I went out to buy diet soda–again. This time, as last time, I chose not to go to Tedeschi’s, as they know me, but to CVS, where I can be more anonymous. There is another convenience store closer by, but they charge $2 a bottle, and CVS has diet soda on sale for $1.25 right now. That plus at the other convenience store, which is family owned, they are always giving me looks. I think they give everyone looks. Maybe not, though.
So I went to CVS, a longer walk to save 70 cents. As I approached the soda aisle, I saw some kids with their parent blocking the corner. Annoyed, I walked around an entire aisle to avoid them, then came up the next aisle, and all the way around to the soda. I don’t want to be seen.
There it was. Still on sale. Four for five dollars. I grabbed a bottle. Diet Wild Cherry Pepsi. I checked ten times to make sure it was “diet.” I snuck around the back way to the registers. No wait. Good. I approached the cashier, a gentleman, maybe 60. Never seen him before. Sweet. I used my debit card, so that I could get a $10 bill for the cab to my primary care doctor’s on Tuesday for weigh-in (I take a cab there and bus home as it is a complicated commute). He handed me $30.
“That’s what it said. Thirty.”
“Okay.” I looked at the sales slip. Looked again. “Nope. I put in ten, and it says ten on here. You just owe me ten.”
“Well, thanks for your honesty.”
I hand him back the $20 bill.
It isn’t until I eft the store that I realized that he never asked me for my CVS card, and I didn’t get the 75 cent discount. They are supposed to ask for the card so customers can get the discount. Was I supposed to remember the card myself?
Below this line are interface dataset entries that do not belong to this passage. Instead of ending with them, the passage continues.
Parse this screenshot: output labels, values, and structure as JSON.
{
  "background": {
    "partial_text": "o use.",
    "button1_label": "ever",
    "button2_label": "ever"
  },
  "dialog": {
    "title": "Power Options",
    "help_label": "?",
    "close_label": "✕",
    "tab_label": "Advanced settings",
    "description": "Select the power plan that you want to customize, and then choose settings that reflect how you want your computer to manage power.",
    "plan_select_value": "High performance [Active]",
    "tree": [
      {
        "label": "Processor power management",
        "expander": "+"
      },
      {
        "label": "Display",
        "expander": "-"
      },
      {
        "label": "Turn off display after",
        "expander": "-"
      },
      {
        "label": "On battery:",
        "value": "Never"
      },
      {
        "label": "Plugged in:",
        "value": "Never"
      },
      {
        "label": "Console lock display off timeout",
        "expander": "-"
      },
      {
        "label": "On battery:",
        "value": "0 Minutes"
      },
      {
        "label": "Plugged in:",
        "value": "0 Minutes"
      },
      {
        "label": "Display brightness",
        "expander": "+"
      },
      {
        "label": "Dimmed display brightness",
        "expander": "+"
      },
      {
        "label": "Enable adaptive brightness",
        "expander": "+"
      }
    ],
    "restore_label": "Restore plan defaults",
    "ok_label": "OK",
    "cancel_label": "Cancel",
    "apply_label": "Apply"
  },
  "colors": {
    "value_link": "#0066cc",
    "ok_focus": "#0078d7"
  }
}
Probably. But I didn’t. I expected the discount without it.
Was the guy new? Probably not. That particular CVS isn’t doing well enough to be hiring new people, as far as I know. Maybe he isn’t accustomed to working the registers. Maybe he normally works “out back.” I can only speculate. Maybe he just didn’t know the complexities of cash register work.
What I know he didn’t know was that I, his customer, was going to go home and fill up on diet soda so that I would feel full enough so that I wouldn’t eat anything, because I hadn’t eaten dinner. What he didn’t know was that I starve myself. What he didn’t know is that I am a lot skinnier than I appeared to him in the store tonight.
Or maybe I didn’t fool him. Maybe he knew. Maybe he has a daughter, a niece, a friend, a wife, a lover, a son, who is anorexic. Maybe he himself has an eating disorder. Maybe he is going to leave work, stop at Tedeschi’s, buy a couple of cheesecakes and three bags of chips, go home, gorge himself, and then puke his guts out.
We don’t know. Eating disorders are for the most part invisible. There are an incredible amount of people out there with eating disorders who are doing ED behaviors in secret. Even people who are unusually heavy or thin can hide their eating disorders–or the severity of their disorders–from everyone, professionals included.
When I first developed anorexia in 1980, no one suspected–not even me! I had never heard of anorexia, and I’ll bet half of the people around me hadn’t heard of it, either. Some noticed that I had lost weight, others did not. One person–one–remarked that I may have lost a bit too much weight, and showed concern on her face. This was someone on the music faculty at my college.
I’d like to talk to her now. I’d like to tell her that I wish I’d spoken up. I’d like to tell her that I wish I’d cried out for help just then, and told her about the obsession, the restricting, the fact that I ate so little, and wanted to lose more and more, and how deeply unhappy I was. I wish I’d asked her what my problem was called. Maybe she would have told me it was called “Anorexia Nervosa.” Maybe she would have told me there was such thing as eating disorders, and that I was not alone. Maybe she would have known where I could have gone to get help for it.
Actually, I don’t really know for certain that she knew. I can only guess. But chances are, she did.
But the subject was dropped. We went our separate ways. Nothing more was said of the subject. When we saw each other again, we talked about music.
Music. I swear everyone else at the college was clueless. Totally. Myself included.
Maybe I still am.
My wonderful new book, This Hunger Is Secret: My Journeys Through Mental Illness and Wellness is now available in e-book form from Chipmunkapublishing. Click here to download the .pdf file. To read excerpts at my home site, click here. The book will be available in paperback form in May 2011.